  • After listening too Mr. Paulson tday, it would seem this whole package toted at $700 billion, still just may be a hope and a prayer that it will right side the wrong sidedness of finance capitalism and what has become of it. It could theoretically takes trillions to fend off an collapse.

    The fear being that all the policy is so rushed and hurredly put together and just before an election that could see the dems take power. I find the timing a bit suspect. Could the meltdown not held off for another few weeks? Could not some of the major policy decisions.

    Hard to say but I would envision with a democratic regime in the white house potentially a much different solution to this mess would have come to the surface. Maybe I am being conspiatorial, but hopefully some of these decisions will be thought out bit more down the road, i.e. after the election.

    Mr. Bush and his regime will sure go down in history with a quite large footnote.

    From Paulson’s talk this morning, it still leaves one a bit leary about how out of the loop the government is within the heart of the financial circles in the US.

    Some quite loud voices still need to be heard over this mess. I have a feeling the snow ball is only small yet compared to what we will see in the next months to come. I hope not, but I have a feeling that the 700 billion is still chump change compared to what it is going to take to purge the system of the ill effects of all that has been swept under the carpet.

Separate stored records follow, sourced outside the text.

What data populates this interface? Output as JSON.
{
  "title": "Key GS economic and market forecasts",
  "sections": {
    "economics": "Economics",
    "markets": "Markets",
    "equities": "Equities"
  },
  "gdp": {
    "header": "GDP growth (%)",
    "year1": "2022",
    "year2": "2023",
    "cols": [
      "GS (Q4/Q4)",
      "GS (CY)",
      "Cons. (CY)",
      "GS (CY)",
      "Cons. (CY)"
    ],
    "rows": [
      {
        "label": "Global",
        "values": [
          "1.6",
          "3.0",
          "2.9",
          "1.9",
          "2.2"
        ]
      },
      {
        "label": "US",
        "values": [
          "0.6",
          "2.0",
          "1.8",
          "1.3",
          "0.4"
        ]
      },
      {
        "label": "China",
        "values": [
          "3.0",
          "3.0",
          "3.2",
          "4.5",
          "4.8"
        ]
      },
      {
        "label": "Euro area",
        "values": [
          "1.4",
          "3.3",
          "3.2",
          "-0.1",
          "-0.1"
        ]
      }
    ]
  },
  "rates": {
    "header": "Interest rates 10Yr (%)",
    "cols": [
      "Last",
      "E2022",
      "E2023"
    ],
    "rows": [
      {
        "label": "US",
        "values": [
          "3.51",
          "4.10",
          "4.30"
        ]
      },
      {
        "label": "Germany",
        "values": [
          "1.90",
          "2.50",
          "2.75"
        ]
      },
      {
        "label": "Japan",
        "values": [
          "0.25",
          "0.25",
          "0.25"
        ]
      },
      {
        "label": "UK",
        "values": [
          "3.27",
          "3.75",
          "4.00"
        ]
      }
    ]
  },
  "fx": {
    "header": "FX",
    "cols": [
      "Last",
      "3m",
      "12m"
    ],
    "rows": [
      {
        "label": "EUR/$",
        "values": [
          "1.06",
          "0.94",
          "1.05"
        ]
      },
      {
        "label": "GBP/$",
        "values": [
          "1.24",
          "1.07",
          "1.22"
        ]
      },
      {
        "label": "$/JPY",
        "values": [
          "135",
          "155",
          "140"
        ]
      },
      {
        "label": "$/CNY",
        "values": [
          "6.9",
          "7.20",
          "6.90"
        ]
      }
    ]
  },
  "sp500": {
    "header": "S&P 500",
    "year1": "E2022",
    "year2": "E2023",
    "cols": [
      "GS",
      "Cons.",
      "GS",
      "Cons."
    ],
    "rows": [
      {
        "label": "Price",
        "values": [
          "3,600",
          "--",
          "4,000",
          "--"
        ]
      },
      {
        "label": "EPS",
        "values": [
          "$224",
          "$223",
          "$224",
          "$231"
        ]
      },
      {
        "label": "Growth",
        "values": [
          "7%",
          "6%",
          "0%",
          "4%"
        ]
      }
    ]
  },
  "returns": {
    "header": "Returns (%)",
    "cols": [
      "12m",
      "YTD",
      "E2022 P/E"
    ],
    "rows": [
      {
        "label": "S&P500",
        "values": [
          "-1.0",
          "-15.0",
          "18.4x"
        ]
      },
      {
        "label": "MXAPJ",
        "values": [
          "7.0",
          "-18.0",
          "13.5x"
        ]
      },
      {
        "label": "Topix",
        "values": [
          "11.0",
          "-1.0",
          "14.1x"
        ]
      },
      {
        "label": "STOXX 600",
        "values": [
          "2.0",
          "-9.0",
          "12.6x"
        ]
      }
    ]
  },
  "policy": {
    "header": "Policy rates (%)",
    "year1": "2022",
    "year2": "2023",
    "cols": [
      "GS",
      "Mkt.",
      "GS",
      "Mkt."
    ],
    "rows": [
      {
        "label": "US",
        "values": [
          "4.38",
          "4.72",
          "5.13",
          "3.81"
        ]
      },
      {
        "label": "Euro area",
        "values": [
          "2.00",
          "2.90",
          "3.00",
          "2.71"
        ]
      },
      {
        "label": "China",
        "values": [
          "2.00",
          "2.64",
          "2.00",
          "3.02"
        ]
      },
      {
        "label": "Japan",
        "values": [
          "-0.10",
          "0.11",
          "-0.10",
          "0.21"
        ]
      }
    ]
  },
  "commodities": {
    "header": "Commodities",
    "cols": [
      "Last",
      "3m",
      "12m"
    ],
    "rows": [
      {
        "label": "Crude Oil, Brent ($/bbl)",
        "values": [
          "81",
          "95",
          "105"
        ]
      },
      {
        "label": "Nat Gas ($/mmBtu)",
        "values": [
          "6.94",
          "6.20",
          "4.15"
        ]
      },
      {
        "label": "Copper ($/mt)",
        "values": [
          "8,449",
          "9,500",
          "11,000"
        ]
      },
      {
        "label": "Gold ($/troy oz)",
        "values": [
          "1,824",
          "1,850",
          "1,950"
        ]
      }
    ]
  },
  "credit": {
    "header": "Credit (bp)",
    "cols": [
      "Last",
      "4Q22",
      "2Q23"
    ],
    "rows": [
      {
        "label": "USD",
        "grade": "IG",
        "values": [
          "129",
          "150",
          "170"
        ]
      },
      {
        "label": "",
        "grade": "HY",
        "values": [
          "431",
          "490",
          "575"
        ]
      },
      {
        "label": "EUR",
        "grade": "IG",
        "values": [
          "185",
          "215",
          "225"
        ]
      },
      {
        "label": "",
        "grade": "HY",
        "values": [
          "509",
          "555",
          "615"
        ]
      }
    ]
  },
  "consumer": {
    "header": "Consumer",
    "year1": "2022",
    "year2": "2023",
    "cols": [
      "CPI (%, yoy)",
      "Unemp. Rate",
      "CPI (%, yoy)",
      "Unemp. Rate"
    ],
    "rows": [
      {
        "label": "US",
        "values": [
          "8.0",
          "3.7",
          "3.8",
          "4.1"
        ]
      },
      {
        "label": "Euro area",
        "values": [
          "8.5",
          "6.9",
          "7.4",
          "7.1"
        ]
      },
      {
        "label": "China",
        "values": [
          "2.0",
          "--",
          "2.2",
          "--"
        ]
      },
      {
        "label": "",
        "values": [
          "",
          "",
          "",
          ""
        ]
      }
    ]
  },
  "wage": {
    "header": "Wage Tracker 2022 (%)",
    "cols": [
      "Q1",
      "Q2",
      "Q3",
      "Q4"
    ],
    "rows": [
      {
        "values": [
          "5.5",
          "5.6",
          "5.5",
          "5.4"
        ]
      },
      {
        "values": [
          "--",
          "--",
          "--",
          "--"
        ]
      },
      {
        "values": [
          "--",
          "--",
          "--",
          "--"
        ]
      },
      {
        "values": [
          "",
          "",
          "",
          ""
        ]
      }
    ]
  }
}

    A new form of socialism has made its appearance. I am not exactly sure what to call it, but it is definitely totalitarian in nature. The financial system seems to have acted in a manner that had total disregard for the outcomes and consequences. It seems to be above the law and institutions. The gathering storm I am hoping wil put them into a box and put on a lid so tight that eveytime they bang on the bars to be released this period will not soon be forgotten and contained they will remain.

    Will that happen, early market driven deregulation 1900’s-> 1929 market crash-> economic collapse-> WWII -> post war renewal and regulation of capital-> post war neo cons and deregulation- market crash-> ???

    I could have went back to the 1870’s and that crash.

    I would have thought the whole WWII lesson would have been enough to keep our regulatory stance in place, but of course the cultural memory fades.

    We need to refocus this debate into wider political and economic debates.

    I have never heard the word regulation in such a positive discourse setting in all my 40 odd years. Being from this specific generation, it really is a tune that is foreign to my ears. I am just walled over by the swiftness in the discourse change. It really is something to be admired within our culture, for as much as we think change is hard to come by, it sure can happen suddenly and in such a swirling dervish of a force that I personally am blown away.


  • Strange to think of America as having too much housing, but I guess an efficent housing strategy would’ve been to have most bubble-funded new homes built smaller or as apartments/townhomes.
    A long-term solution to derivative bubbles is to institute a flexible lever controlling outstanding derivatives to hard asset ratios. When more derivatives flood the markets, they have to be backed by more hard capital. And vice versa if derivatives threaten to dieoff.
    American have too large a consumer goods sector. A luxury tax with subsidies for electronics and medical ergonomic devices would help.

Leave a Reply

Your email address will not be published. Required fields are marked *